| Data extracted from a collection |
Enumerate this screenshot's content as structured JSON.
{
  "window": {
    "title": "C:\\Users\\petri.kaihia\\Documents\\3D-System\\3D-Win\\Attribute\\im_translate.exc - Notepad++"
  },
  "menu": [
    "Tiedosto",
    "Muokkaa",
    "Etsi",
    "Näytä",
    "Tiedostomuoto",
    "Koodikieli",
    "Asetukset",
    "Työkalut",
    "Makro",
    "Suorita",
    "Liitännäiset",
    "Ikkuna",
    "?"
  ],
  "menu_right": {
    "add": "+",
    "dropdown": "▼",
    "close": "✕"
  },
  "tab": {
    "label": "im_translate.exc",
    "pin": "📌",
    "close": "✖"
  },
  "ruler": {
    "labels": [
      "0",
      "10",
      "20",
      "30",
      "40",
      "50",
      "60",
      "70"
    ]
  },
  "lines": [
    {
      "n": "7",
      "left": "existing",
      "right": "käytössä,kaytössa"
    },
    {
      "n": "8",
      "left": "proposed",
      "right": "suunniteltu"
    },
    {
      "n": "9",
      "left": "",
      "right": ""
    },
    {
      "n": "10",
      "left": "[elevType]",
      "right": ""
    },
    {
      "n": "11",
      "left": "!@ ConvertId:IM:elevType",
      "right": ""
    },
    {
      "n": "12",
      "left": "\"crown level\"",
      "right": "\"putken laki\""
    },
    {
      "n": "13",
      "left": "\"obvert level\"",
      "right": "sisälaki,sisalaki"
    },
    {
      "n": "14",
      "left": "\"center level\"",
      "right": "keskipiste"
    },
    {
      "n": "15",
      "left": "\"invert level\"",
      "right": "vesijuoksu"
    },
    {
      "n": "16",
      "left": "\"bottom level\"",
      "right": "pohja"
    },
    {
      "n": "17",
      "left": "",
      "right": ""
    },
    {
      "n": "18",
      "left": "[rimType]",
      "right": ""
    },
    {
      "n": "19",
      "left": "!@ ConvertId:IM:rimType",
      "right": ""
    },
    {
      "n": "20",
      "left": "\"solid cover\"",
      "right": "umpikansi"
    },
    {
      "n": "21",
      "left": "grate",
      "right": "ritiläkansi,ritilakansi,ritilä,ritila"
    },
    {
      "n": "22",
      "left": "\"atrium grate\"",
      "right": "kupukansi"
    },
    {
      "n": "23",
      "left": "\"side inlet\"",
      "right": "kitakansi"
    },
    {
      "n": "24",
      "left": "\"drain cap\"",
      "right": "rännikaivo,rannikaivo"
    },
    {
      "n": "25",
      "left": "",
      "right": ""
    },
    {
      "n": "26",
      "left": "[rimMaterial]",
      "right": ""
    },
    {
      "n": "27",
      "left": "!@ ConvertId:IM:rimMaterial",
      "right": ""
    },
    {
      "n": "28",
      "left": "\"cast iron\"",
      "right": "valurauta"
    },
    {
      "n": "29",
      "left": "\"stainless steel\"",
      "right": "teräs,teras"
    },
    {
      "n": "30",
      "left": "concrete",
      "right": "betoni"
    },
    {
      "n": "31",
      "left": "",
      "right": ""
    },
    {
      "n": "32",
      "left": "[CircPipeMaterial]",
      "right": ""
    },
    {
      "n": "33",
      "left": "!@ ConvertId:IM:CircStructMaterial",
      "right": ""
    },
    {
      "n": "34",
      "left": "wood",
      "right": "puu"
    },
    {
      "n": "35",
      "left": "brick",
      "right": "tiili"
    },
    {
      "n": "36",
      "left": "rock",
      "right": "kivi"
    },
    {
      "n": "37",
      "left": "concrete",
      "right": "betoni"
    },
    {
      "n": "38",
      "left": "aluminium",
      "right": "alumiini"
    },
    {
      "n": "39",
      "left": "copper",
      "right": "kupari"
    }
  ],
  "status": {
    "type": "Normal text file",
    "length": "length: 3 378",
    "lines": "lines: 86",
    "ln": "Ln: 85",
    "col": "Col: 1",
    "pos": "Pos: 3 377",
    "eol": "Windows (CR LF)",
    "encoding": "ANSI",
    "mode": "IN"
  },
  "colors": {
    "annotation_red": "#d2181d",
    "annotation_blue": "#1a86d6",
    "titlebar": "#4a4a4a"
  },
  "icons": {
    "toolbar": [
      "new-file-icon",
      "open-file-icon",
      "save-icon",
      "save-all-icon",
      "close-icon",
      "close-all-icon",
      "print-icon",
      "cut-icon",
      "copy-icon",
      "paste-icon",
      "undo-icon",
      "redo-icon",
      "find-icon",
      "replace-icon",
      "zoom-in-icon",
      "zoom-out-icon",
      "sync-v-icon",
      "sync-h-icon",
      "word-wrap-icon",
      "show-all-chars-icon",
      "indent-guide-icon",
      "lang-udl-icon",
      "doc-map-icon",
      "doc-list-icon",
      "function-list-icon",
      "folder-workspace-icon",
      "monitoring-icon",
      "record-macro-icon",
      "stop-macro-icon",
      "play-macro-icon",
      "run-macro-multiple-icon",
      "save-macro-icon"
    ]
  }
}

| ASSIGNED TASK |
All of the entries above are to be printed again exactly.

| OUTPUT BELOW |
Enumerate this screenshot's content as structured JSON.
{
  "window": {
    "title": "C:\\Users\\petri.kaihia\\Documents\\3D-System\\3D-Win\\Attribute\\im_translate.exc - Notepad++"
  },
  "menu": [
    "Tiedosto",
    "Muokkaa",
    "Etsi",
    "Näytä",
    "Tiedostomuoto",
    "Koodikieli",
    "Asetukset",
    "Työkalut",
    "Makro",
    "Suorita",
    "Liitännäiset",
    "Ikkuna",
    "?"
  ],
  "menu_right": {
    "add": "+",
    "dropdown": "▼",
    "close": "✕"
  },
  "tab": {
    "label": "im_translate.exc",
    "pin": "📌",
    "close": "✖"
  },
  "ruler": {
    "labels": [
      "0",
      "10",
      "20",
      "30",
      "40",
      "50",
      "60",
      "70"
    ]
  },
  "lines": [
    {
      "n": "7",
      "left": "existing",
      "right": "käytössä,kaytössa"
    },
    {
      "n": "8",
      "left": "proposed",
      "right": "suunniteltu"
    },
    {
      "n": "9",
      "left": "",
      "right": ""
    },
    {
      "n": "10",
      "left": "[elevType]",
      "right": ""
    },
    {
      "n": "11",
      "left": "!@ ConvertId:IM:elevType",
      "right": ""
    },
    {
      "n": "12",
      "left": "\"crown level\"",
      "right": "\"putken laki\""
    },
    {
      "n": "13",
      "left": "\"obvert level\"",
      "right": "sisälaki,sisalaki"
    },
    {
      "n": "14",
      "left": "\"center level\"",
      "right": "keskipiste"
    },
    {
      "n": "15",
      "left": "\"invert level\"",
      "right": "vesijuoksu"
    },
    {
      "n": "16",
      "left": "\"bottom level\"",
      "right": "pohja"
    },
    {
      "n": "17",
      "left": "",
      "right": ""
    },
    {
      "n": "18",
      "left": "[rimType]",
      "right": ""
    },
    {
      "n": "19",
      "left": "!@ ConvertId:IM:rimType",
      "right": ""
    },
    {
      "n": "20",
      "left": "\"solid cover\"",
      "right": "umpikansi"
    },
    {
      "n": "21",
      "left": "grate",
      "right": "ritiläkansi,ritilakansi,ritilä,ritila"
    },
    {
      "n": "22",
      "left": "\"atrium grate\"",
      "right": "kupukansi"
    },
    {
      "n": "23",
      "left": "\"side inlet\"",
      "right": "kitakansi"
    },
    {
      "n": "24",
      "left": "\"drain cap\"",
      "right": "rännikaivo,rannikaivo"
    },
    {
      "n": "25",
      "left": "",
      "right": ""
    },
    {
      "n": "26",
      "left": "[rimMaterial]",
      "right": ""
    },
    {
      "n": "27",
      "left": "!@ ConvertId:IM:rimMaterial",
      "right": ""
    },
    {
      "n": "28",
      "left": "\"cast iron\"",
      "right": "valurauta"
    },
    {
      "n": "29",
      "left": "\"stainless steel\"",
      "right": "teräs,teras"
    },
    {
      "n": "30",
      "left": "concrete",
      "right": "betoni"
    },
    {
      "n": "31",
      "left": "",
      "right": ""
    },
    {
      "n": "32",
      "left": "[CircPipeMaterial]",
      "right": ""
    },
    {
      "n": "33",
      "left": "!@ ConvertId:IM:CircStructMaterial",
      "right": ""
    },
    {
      "n": "34",
      "left": "wood",
      "right": "puu"
    },
    {
      "n": "35",
      "left": "brick",
      "right": "tiili"
    },
    {
      "n": "36",
      "left": "rock",
      "right": "kivi"
    },
    {
      "n": "37",
      "left": "concrete",
      "right": "betoni"
    },
    {
      "n": "38",
      "left": "aluminium",
      "right": "alumiini"
    },
    {
      "n": "39",
      "left": "copper",
      "right": "kupari"
    }
  ],
  "status": {
    "type": "Normal text file",
    "length": "length: 3 378",
    "lines": "lines: 86",
    "ln": "Ln: 85",
    "col": "Col: 1",
    "pos": "Pos: 3 377",
    "eol": "Windows (CR LF)",
    "encoding": "ANSI",
    "mode": "IN"
  },
  "colors": {
    "annotation_red": "#d2181d",
    "annotation_blue": "#1a86d6",
    "titlebar": "#4a4a4a"
  },
  "icons": {
    "toolbar": [
      "new-file-icon",
      "open-file-icon",
      "save-icon",
      "save-all-icon",
      "close-icon",
      "close-all-icon",
      "print-icon",
      "cut-icon",
      "copy-icon",
      "paste-icon",
      "undo-icon",
      "redo-icon",
      "find-icon",
      "replace-icon",
      "zoom-in-icon",
      "zoom-out-icon",
      "sync-v-icon",
      "sync-h-icon",
      "word-wrap-icon",
      "show-all-chars-icon",
      "indent-guide-icon",
      "lang-udl-icon",
      "doc-map-icon",
      "doc-list-icon",
      "function-list-icon",
      "folder-workspace-icon",
      "monitoring-icon",
      "record-macro-icon",
      "stop-macro-icon",
      "play-macro-icon",
      "run-macro-multiple-icon",
      "save-macro-icon"
    ]
  }
}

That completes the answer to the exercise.